“Personally, I’m not a big believer that we should have lots of mountain bike tracks scattered through national parks, given all the other land tenures that are available – with state forests, forestry plantations, private land – but there should be room for appropriate development – and the project we are putting on the table here is a nationally significant development.
“It’s similar to the Grampians Peaks Trail and the Three Capes Walk in Tasmania.
“People want to experience these beautiful areas, they want to connect with nature and they want to experience it in a different way.
“This project is a test of mountain biking going from being a niche extreme sport to being something more recognised and valued by the broader community.”
Prime Opportunity for Ecotourism
Matt said he would have thought the Warburton Mountain Bike Destination would be in line with the VNPA’s push for a Great Forest National Park, absorbing State forests around the Yarra Range National Park and the Upper Yarra Valley. The association has advocated the removal of timber harvesting from this expanded national park, to be replaced by ecotourism.
“But for some reason they don’t see mountain biking in the same vein. They probably see it more akin to illegal motor bikes in the bush,” Matt said.
“It’s well documented that the return on investment to the community, in terms of jobs and economic outcomes, is far greater with mountain biking than something like bushwalking – and it has about the same level of impact on trails.
“The Grampians Peaks Trail cost $33 million and it’s about 160km of trail. It’s returning about $6 million a year to the local community.
“Compare that to the full project for the Warburton Mountain Bike Destination, which is about $24 million and 177km of trail.
“It will return $48 million to the local economy annually and create 230 jobs,”
so there is a stark difference between the two investment models.”

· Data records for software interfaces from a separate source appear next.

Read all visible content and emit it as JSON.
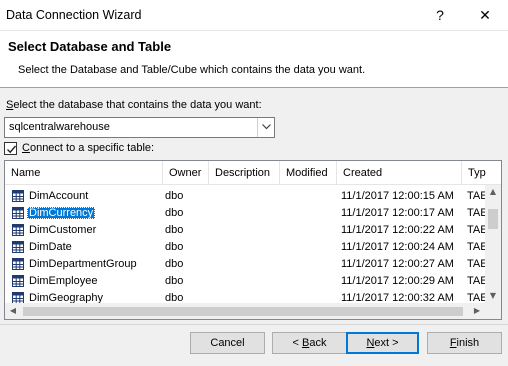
{
  "window": {
    "title": "Data Connection Wizard",
    "help_glyph": "?",
    "close_glyph": "✕"
  },
  "header": {
    "title": "Select Database and Table",
    "subtitle": "Select the Database and Table/Cube which contains the data you want."
  },
  "database": {
    "label": "Select the database that contains the data you want:",
    "label_mnemonic": "S",
    "label_rest": "elect the database that contains the data you want:",
    "value": "sqlcentralwarehouse"
  },
  "connect_checkbox": {
    "checked": true,
    "label_mnemonic": "C",
    "label_rest": "onnect to a specific table:"
  },
  "table": {
    "columns": [
      "Name",
      "Owner",
      "Description",
      "Modified",
      "Created",
      "Typ"
    ],
    "rows": [
      {
        "name": "DimAccount",
        "owner": "dbo",
        "description": "",
        "modified": "",
        "created": "11/1/2017 12:00:15 AM",
        "type": "TAE"
      },
      {
        "name": "DimCurrency",
        "owner": "dbo",
        "description": "",
        "modified": "",
        "created": "11/1/2017 12:00:17 AM",
        "type": "TAE",
        "selected": true
      },
      {
        "name": "DimCustomer",
        "owner": "dbo",
        "description": "",
        "modified": "",
        "created": "11/1/2017 12:00:22 AM",
        "type": "TAE"
      },
      {
        "name": "DimDate",
        "owner": "dbo",
        "description": "",
        "modified": "",
        "created": "11/1/2017 12:00:24 AM",
        "type": "TAE"
      },
      {
        "name": "DimDepartmentGroup",
        "owner": "dbo",
        "description": "",
        "modified": "",
        "created": "11/1/2017 12:00:27 AM",
        "type": "TAE"
      },
      {
        "name": "DimEmployee",
        "owner": "dbo",
        "description": "",
        "modified": "",
        "created": "11/1/2017 12:00:29 AM",
        "type": "TAE"
      },
      {
        "name": "DimGeography",
        "owner": "dbo",
        "description": "",
        "modified": "",
        "created": "11/1/2017 12:00:32 AM",
        "type": "TAE"
      }
    ]
  },
  "buttons": {
    "cancel": "Cancel",
    "back_prefix": "< ",
    "back_mnemonic": "B",
    "back_rest": "ack",
    "next_mnemonic": "N",
    "next_rest": "ext >",
    "finish_mnemonic": "F",
    "finish_rest": "inish"
  },
  "colors": {
    "selection": "#0078d7",
    "default_button_border": "#0078d7"
  },
  "icons": {
    "table_row": "table-icon",
    "dropdown": "chevron-down-icon",
    "checkbox": "checkmark-icon"
  }
}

The inquiry hearing alone has cost around $1.3 million and the council, as the developer, has been required to foot the bill.
Matt says information presented during the hearing has prompted the project team to adjust some of its construction and operation methodologies, including its construction environmental management plan.
“However, they don’t fundamentally change how we will go about developing the project,” he explained.
“We’ve now put together a staging plan that clearly articulates which trails would be developed in which order.
“We will keep all our fingers and toes crossed in the hope there are not too many changes required by the Minister.”